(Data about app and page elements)
::::::
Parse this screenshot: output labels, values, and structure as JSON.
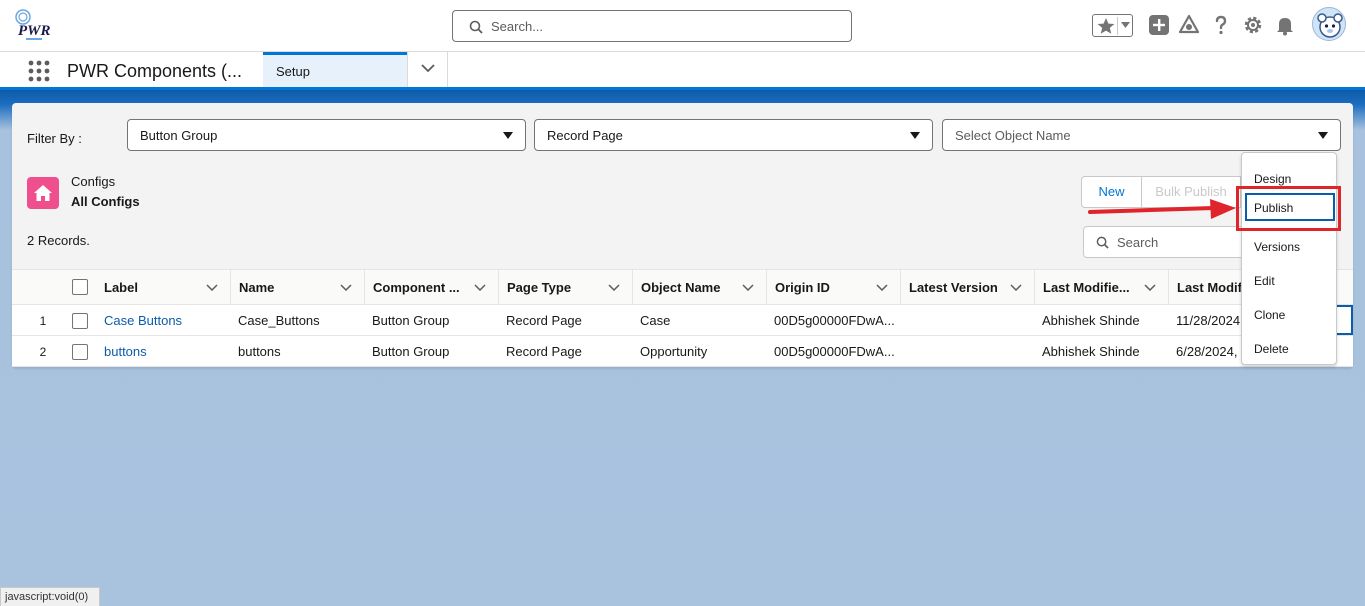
{
  "header": {
    "logo_text": "PWR",
    "search_placeholder": "Search..."
  },
  "icons": {
    "favorites": "star-icon",
    "add": "plus-icon",
    "trailhead": "trailhead-icon",
    "help": "question-icon",
    "setup": "gear-icon",
    "notifications": "bell-icon"
  },
  "app_nav": {
    "app_name": "PWR Components (...",
    "tab_label": "Setup"
  },
  "filters": {
    "label": "Filter By :",
    "component_type": "Button Group",
    "page_type": "Record Page",
    "object_placeholder": "Select Object Name"
  },
  "list": {
    "object": "Configs",
    "view": "All Configs",
    "record_count": "2 Records.",
    "new_label": "New",
    "bulk_publish_label": "Bulk Publish",
    "search_placeholder": "Search"
  },
  "table": {
    "columns": [
      "Label",
      "Name",
      "Component ...",
      "Page Type",
      "Object Name",
      "Origin ID",
      "Latest Version",
      "Last Modifie...",
      "Last Modif"
    ],
    "rows": [
      {
        "num": "1",
        "label": "Case Buttons",
        "name": "Case_Buttons",
        "component": "Button Group",
        "page_type": "Record Page",
        "object": "Case",
        "origin_id": "00D5g00000FDwA...",
        "latest_version": "",
        "last_modified_by": "Abhishek Shinde",
        "last_modified": "11/28/2024"
      },
      {
        "num": "2",
        "label": "buttons",
        "name": "buttons",
        "component": "Button Group",
        "page_type": "Record Page",
        "object": "Opportunity",
        "origin_id": "00D5g00000FDwA...",
        "latest_version": "",
        "last_modified_by": "Abhishek Shinde",
        "last_modified": "6/28/2024,"
      }
    ]
  },
  "row_menu": {
    "items": [
      "Design",
      "Publish",
      "Versions",
      "Edit",
      "Clone",
      "Delete"
    ],
    "focused": "Publish"
  },
  "status_bar": "javascript:void(0)",
  "colors": {
    "brand_blue": "#0176d3",
    "link": "#0b5cab",
    "highlight": "#e0242b",
    "object_icon": "#ef4f8c"
  }
}
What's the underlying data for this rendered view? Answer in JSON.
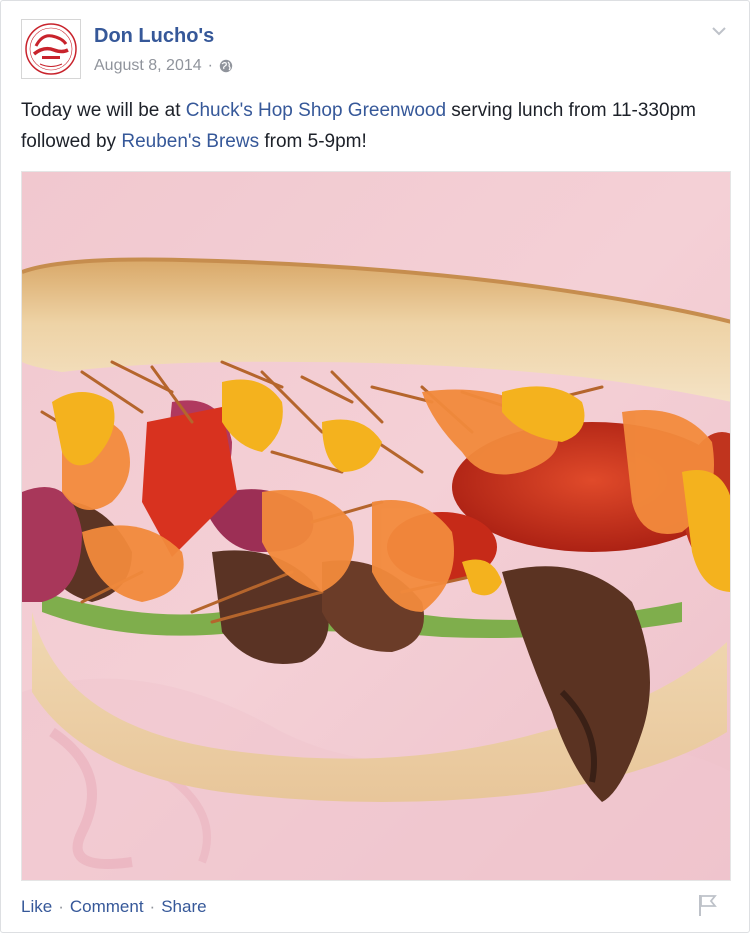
{
  "post": {
    "author": "Don Lucho's",
    "date": "August 8, 2014",
    "date_separator": "·",
    "privacy_icon": "globe-icon",
    "text_parts": {
      "t1": "Today we will be at ",
      "link1": "Chuck's Hop Shop Greenwood",
      "t2": " serving lunch from 11-330pm followed by ",
      "link2": "Reuben's Brews",
      "t3": " from 5-9pm!"
    },
    "avatar_logo_text": "don lucho's"
  },
  "actions": {
    "like": "Like",
    "comment": "Comment",
    "share": "Share",
    "separator": "·"
  },
  "colors": {
    "link": "#365899",
    "meta": "#90949c",
    "text": "#1d2129",
    "logo_red": "#c8232c"
  }
}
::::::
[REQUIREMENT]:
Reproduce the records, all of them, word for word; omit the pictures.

[SOLUTION TO THIS EXERCISE]:
Parse this screenshot: output labels, values, and structure as JSON.
{
  "header": {
    "logo_text": "PWR",
    "search_placeholder": "Search..."
  },
  "icons": {
    "favorites": "star-icon",
    "add": "plus-icon",
    "trailhead": "trailhead-icon",
    "help": "question-icon",
    "setup": "gear-icon",
    "notifications": "bell-icon"
  },
  "app_nav": {
    "app_name": "PWR Components (...",
    "tab_label": "Setup"
  },
  "filters": {
    "label": "Filter By :",
    "component_type": "Button Group",
    "page_type": "Record Page",
    "object_placeholder": "Select Object Name"
  },
  "list": {
    "object": "Configs",
    "view": "All Configs",
    "record_count": "2 Records.",
    "new_label": "New",
    "bulk_publish_label": "Bulk Publish",
    "search_placeholder": "Search"
  },
  "table": {
    "columns": [
      "Label",
      "Name",
      "Component ...",
      "Page Type",
      "Object Name",
      "Origin ID",
      "Latest Version",
      "Last Modifie...",
      "Last Modif"
    ],
    "rows": [
      {
        "num": "1",
        "label": "Case Buttons",
        "name": "Case_Buttons",
        "component": "Button Group",
        "page_type": "Record Page",
        "object": "Case",
        "origin_id": "00D5g00000FDwA...",
        "latest_version": "",
        "last_modified_by": "Abhishek Shinde",
        "last_modified": "11/28/2024"
      },
      {
        "num": "2",
        "label": "buttons",
        "name": "buttons",
        "component": "Button Group",
        "page_type": "Record Page",
        "object": "Opportunity",
        "origin_id": "00D5g00000FDwA...",
        "latest_version": "",
        "last_modified_by": "Abhishek Shinde",
        "last_modified": "6/28/2024,"
      }
    ]
  },
  "row_menu": {
    "items": [
      "Design",
      "Publish",
      "Versions",
      "Edit",
      "Clone",
      "Delete"
    ],
    "focused": "Publish"
  },
  "status_bar": "javascript:void(0)",
  "colors": {
    "brand_blue": "#0176d3",
    "link": "#0b5cab",
    "highlight": "#e0242b",
    "object_icon": "#ef4f8c"
  }
}
What's the underlying data for this rendered view? Answer in JSON.
{
  "post": {
    "author": "Don Lucho's",
    "date": "August 8, 2014",
    "date_separator": "·",
    "privacy_icon": "globe-icon",
    "text_parts": {
      "t1": "Today we will be at ",
      "link1": "Chuck's Hop Shop Greenwood",
      "t2": " serving lunch from 11-330pm followed by ",
      "link2": "Reuben's Brews",
      "t3": " from 5-9pm!"
    },
    "avatar_logo_text": "don lucho's"
  },
  "actions": {
    "like": "Like",
    "comment": "Comment",
    "share": "Share",
    "separator": "·"
  },
  "colors": {
    "link": "#365899",
    "meta": "#90949c",
    "text": "#1d2129",
    "logo_red": "#c8232c"
  }
}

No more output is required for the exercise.